For me the only problem with the `x=x` default argument "fix" is that.
. . well, it's in the argument signature. That means it effectively
becomes part of the function's public API, and people can pass in other
values, which maybe you don't want. Plus it just seems very unclean to
me to have to shoehorn "I want to capture these variables from the
enclosing scope at definition time" into the mechanism for "these are
the arguments you can pass at call time". What we really want is a way
to separate these into orthogonal choices.

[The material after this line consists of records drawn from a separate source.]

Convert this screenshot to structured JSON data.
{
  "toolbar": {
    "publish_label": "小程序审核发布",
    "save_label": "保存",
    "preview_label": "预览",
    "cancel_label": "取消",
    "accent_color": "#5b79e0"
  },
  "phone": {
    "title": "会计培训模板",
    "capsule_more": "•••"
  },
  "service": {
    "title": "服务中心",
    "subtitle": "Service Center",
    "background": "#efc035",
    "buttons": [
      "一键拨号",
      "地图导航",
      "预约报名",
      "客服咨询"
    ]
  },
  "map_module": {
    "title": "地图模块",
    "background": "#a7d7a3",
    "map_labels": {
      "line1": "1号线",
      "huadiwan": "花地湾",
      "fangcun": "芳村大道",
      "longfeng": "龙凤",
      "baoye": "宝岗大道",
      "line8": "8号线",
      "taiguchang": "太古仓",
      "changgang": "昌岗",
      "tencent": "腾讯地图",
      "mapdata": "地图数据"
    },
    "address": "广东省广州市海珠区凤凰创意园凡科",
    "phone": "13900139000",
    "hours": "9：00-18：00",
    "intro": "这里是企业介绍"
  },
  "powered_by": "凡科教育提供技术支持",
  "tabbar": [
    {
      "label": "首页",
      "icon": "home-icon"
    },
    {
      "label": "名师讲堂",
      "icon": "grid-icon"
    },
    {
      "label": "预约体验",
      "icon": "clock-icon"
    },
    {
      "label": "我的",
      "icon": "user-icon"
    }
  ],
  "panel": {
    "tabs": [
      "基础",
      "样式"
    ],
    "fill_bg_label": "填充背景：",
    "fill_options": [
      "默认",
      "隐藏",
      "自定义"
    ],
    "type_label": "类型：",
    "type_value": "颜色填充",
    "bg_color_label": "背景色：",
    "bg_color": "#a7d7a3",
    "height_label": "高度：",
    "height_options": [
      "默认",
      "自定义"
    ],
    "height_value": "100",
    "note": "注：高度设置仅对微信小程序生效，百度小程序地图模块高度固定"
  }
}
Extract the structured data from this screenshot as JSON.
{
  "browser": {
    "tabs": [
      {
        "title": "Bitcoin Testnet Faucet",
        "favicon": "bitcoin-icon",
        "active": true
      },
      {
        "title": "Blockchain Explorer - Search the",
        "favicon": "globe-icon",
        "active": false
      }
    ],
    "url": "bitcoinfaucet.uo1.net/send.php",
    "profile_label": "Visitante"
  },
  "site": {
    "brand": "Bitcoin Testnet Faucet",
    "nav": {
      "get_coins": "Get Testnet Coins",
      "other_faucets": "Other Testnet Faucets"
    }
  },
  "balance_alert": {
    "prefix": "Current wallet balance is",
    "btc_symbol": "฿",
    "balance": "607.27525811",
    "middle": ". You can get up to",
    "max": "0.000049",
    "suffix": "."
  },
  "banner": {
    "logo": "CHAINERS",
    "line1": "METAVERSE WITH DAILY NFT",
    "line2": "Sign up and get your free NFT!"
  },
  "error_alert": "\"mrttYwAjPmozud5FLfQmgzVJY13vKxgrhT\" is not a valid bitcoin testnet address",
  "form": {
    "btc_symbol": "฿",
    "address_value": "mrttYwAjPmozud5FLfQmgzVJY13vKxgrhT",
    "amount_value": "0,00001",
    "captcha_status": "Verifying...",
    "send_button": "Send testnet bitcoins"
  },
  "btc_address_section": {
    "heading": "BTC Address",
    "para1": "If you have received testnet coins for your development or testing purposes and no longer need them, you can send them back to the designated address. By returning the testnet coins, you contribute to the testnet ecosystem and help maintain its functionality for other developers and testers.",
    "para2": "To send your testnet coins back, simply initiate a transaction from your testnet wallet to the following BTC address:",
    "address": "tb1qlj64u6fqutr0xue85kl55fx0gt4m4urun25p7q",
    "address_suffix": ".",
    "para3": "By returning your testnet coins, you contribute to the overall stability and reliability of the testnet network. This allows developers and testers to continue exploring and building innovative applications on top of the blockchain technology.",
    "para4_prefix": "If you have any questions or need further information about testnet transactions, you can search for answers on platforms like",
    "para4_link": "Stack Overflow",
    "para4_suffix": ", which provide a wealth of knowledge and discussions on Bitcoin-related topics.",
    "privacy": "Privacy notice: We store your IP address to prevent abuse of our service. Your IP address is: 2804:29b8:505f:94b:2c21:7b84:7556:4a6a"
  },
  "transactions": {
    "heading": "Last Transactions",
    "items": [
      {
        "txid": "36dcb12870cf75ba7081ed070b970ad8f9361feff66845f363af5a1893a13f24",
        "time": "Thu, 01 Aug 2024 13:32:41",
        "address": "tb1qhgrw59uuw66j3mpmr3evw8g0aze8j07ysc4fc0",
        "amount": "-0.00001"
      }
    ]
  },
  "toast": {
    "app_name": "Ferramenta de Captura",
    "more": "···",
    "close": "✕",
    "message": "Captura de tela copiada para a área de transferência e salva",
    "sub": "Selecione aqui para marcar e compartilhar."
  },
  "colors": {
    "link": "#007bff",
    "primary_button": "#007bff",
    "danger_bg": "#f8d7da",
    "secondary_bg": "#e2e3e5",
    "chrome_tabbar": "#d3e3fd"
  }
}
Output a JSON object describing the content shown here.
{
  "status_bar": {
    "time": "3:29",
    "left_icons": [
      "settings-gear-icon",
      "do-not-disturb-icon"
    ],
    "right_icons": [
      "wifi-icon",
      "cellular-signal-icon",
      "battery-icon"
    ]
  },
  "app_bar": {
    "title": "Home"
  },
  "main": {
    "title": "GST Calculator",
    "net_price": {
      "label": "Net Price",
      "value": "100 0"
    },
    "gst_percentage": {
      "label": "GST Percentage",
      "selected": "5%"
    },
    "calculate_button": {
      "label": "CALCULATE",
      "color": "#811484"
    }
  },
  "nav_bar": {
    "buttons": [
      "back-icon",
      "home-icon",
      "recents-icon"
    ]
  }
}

But do we? The key to language design is to have as few features as you can that can be combined in as many ways as they can. *That* is what I consider orthogonality (of features). Using argument defaults for a novel purpose scores high according to this, while dedicated syntax as you show below (def f(a, b, c) with x, y: ...) scores low -- it's a new feature that can do only one thing.
OTOH if we were to introduce 'let' or 'const' in the language, it would surely be usable to solve a whole bunch of other problems, in addition to giving us a cleaner way to solve the value capture problem.